To keep our readers better informed about the state government actions that impact our communities, we feature an update columns each Monday from one of northeast Johnson County’s elected officials: Rep. Barbara Bollier, Rep. Stephanie Clayton, Rep. Jarrod Ousley, Rep. Melissa Rooker and Sen. Kay Wolf. Rep. Clayton submits this week’s update:

Stephanie Clayton 2014The Kansas Legislature has finished almost all committee work, and will spend this week debating, amending, and voting on bills in our Committees Of The Whole. Last week, the House Federal and State Affairs committee, of which I am a member, passed out Senate Bill 45, the Constitutional Carry bill. This bill allows anyone (aside from those convicted of certain felonies) to carry a concealed weapon without a permit or training of any kind. I voted against this bill in committee, but it passed overwhelmingly, and is headed to the House floor for a vote. This is the last stop for the bill, as it was passed out of the Senate earlier this session.

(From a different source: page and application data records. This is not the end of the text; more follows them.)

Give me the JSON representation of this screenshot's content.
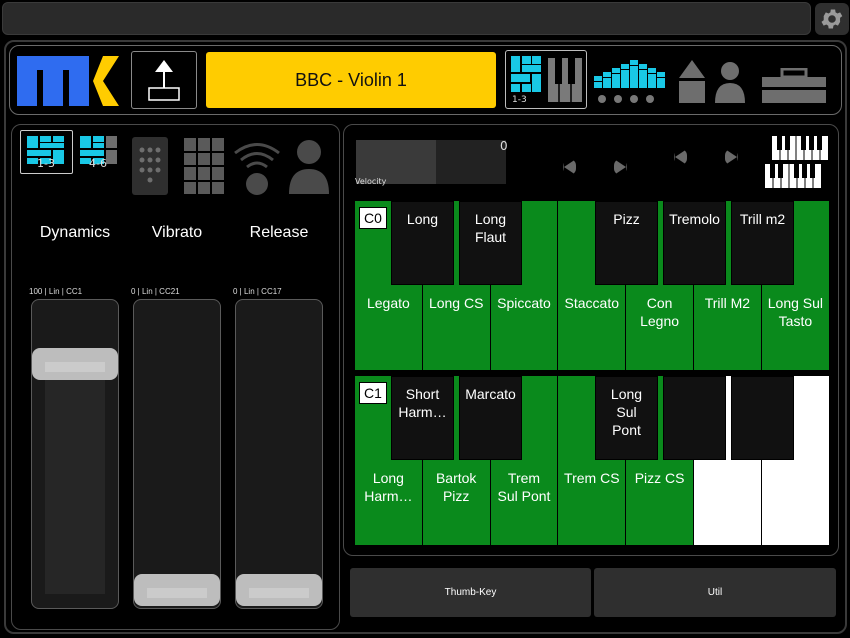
{
  "header": {
    "patch_name": "BBC - Violin 1",
    "selected_mode_label": "1-3"
  },
  "left_panel": {
    "group_buttons": [
      {
        "label": "1-3",
        "selected": true
      },
      {
        "label": "4-6",
        "selected": false
      }
    ],
    "columns": [
      {
        "title": "Dynamics",
        "meta": "100 | Lin | CC1",
        "value_fraction": 0.83
      },
      {
        "title": "Vibrato",
        "meta": "0 | Lin | CC21",
        "value_fraction": 0.0
      },
      {
        "title": "Release",
        "meta": "0 | Lin | CC17",
        "value_fraction": 0.0
      }
    ]
  },
  "velocity": {
    "label": "Velocity",
    "value": "0",
    "fill_fraction": 0.53
  },
  "keyboard": {
    "rows": [
      {
        "octave": "C0",
        "white_keys": [
          "Legato",
          "Long CS",
          "Spiccato",
          "Staccato",
          "Con\nLegno",
          "Trill M2",
          "Long Sul\nTasto"
        ],
        "black_keys": [
          "Long",
          "Long\nFlaut",
          "Pizz",
          "Tremolo",
          "Trill m2"
        ]
      },
      {
        "octave": "C1",
        "white_keys": [
          "Long\nHarm…",
          "Bartok\nPizz",
          "Trem\nSul Pont",
          "Trem CS",
          "Pizz CS",
          "",
          ""
        ],
        "black_keys": [
          "Short\nHarm…",
          "Marcato",
          "Long\nSul\nPont",
          "",
          ""
        ]
      }
    ]
  },
  "bottom_buttons": [
    "Thumb-Key",
    "Util"
  ],
  "colors": {
    "accent_cyan": "#19c8e6",
    "patch_yellow": "#ffcc00",
    "key_green": "#0a8a1c",
    "logo_blue": "#2f6cf0"
  }
}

The House will also vote on our preliminary budget this week. That budget will later be combined with the Senate budget into the final budget that we will vote on later this session. Unlike the federal government, Kansas is constitutionally bound to pass a balanced budget. It has been a difficult session because we have had to work from the Governor’s suggested budget, which is based on a tax plan (increasing alcohol and cigarette taxes) that does not appear likely to pass.

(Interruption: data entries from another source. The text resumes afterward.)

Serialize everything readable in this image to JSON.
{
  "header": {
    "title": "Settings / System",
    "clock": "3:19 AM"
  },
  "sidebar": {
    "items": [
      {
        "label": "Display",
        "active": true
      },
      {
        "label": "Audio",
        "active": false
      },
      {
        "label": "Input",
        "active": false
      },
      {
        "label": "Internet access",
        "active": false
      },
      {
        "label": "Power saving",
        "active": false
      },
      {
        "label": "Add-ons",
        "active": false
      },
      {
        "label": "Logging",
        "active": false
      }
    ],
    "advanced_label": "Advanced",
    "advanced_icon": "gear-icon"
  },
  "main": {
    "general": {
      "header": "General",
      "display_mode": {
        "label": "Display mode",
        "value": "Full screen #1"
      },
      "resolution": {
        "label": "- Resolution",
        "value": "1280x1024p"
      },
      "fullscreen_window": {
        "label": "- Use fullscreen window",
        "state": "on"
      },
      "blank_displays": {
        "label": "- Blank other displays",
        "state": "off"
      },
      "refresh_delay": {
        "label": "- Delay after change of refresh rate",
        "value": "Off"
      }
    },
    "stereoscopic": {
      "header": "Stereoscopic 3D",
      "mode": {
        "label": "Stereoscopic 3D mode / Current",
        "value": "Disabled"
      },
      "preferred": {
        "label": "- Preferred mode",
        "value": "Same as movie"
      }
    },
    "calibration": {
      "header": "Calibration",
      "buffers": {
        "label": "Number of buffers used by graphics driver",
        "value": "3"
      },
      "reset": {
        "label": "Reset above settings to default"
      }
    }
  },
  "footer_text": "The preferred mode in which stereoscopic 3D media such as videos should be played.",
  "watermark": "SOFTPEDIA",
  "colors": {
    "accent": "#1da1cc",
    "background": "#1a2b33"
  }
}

It is not easy for legislative leadership to get a budget passed. This year will be especially difficult, because the proposed budget is set to deficit-spend — a practice that no responsible legislator, including myself, can abide. You may remember from previous columns from me and other legislators that questionable tactics have been employed in order to procure votes on onerous bills.

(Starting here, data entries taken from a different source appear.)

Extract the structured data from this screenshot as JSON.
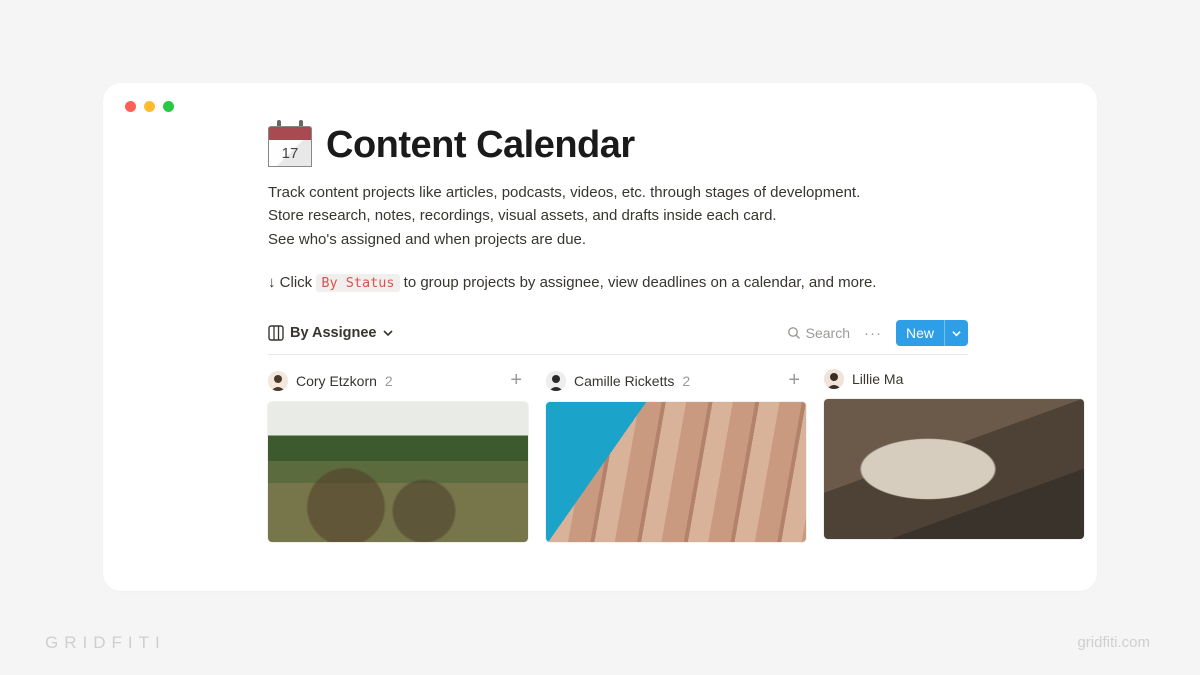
{
  "icon": {
    "type": "calendar",
    "day": "17"
  },
  "title": "Content Calendar",
  "description": {
    "line1": "Track content projects like articles, podcasts, videos, etc. through stages of development.",
    "line2": "Store research, notes, recordings, visual assets, and drafts inside each card.",
    "line3": "See who's assigned and when projects are due."
  },
  "hint": {
    "prefix": "↓ Click ",
    "chip": "By Status",
    "suffix": " to group projects by assignee, view deadlines on a calendar, and more."
  },
  "db": {
    "view_label": "By Assignee",
    "search_label": "Search",
    "new_label": "New"
  },
  "columns": [
    {
      "name": "Cory Etzkorn",
      "count": "2"
    },
    {
      "name": "Camille Ricketts",
      "count": "2"
    },
    {
      "name": "Lillie Ma",
      "count": ""
    }
  ],
  "branding": {
    "left": "GRIDFITI",
    "right": "gridfiti.com"
  }
}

Here is what you need to watch for as the House Budget debate approaches:

The House version of the budget as it currently stands has several things to like, including the full funding of the Parents As Teachers program. This alone is suspect, as the person behind the effort to gut the funding for the program is second-in-command to the Speaker of the House. The funding would not have been restored to the proposed budget this easily without an ulterior motive behind it.

Attachments or promises to sweeten the deal: Do not be surprised to see a Medicaid Expansion proviso attached to the budget in order to ease its passage. We may also see the Transparency Act, of which I am the chief sponsor, and has co-sponsors that number a full fifth of House members, attached as a proviso.

The object here is to force the hand of legislators: Do we say “no” to an appealing budget? Or do we vote to deficit spend? There is really only one choice here, which is to make a reality-based vote: Kansas Has No Money, and a vote for a Fantasy Budget that we cannot afford is irresponsible, and disingenuous to our constituents, because any budget that is put into place before the revenue plan is corrected will face further cuts in the immediate months to come.

I enjoy hearing from constituents. You can e-mail me at stephanie.clayton@house.ks.com, find me on Facebook, or follow me on Twitter @sscjocoks.

Last Thursday, Rep. Clayton spoke at a legislative forum put on by the northeast Johnson County Chamber of Commerce at Lucky Brewgrille in Mission. (Sen. Kay Wolf was scheduled to appear as well, but was held up in Topeka as the Senate debated a number of bills and did not make it back to northeast Johnson County). We’re embedding audio of her remarks below.

If you’re interested in particular topics, refer to these timecodes:

1:45: Constitutional Carry bill
4:20: Proposal to move elections to fall
8:20: Allowing grocery stores to sell alcohol
12:00: Medicaid/KanCare expansion
14:10: Committee discussions on state promoting marriage and discouraging divorce
17:10: Bill that would prohibit union dues being taken from paycheck
18:35: Bill that would make it illegal for teachers to expose kids to “harmful” materials
20:25: Sex education opt-in vs. opt-out
23:10: Block grant bill and the process by which it passed out of the House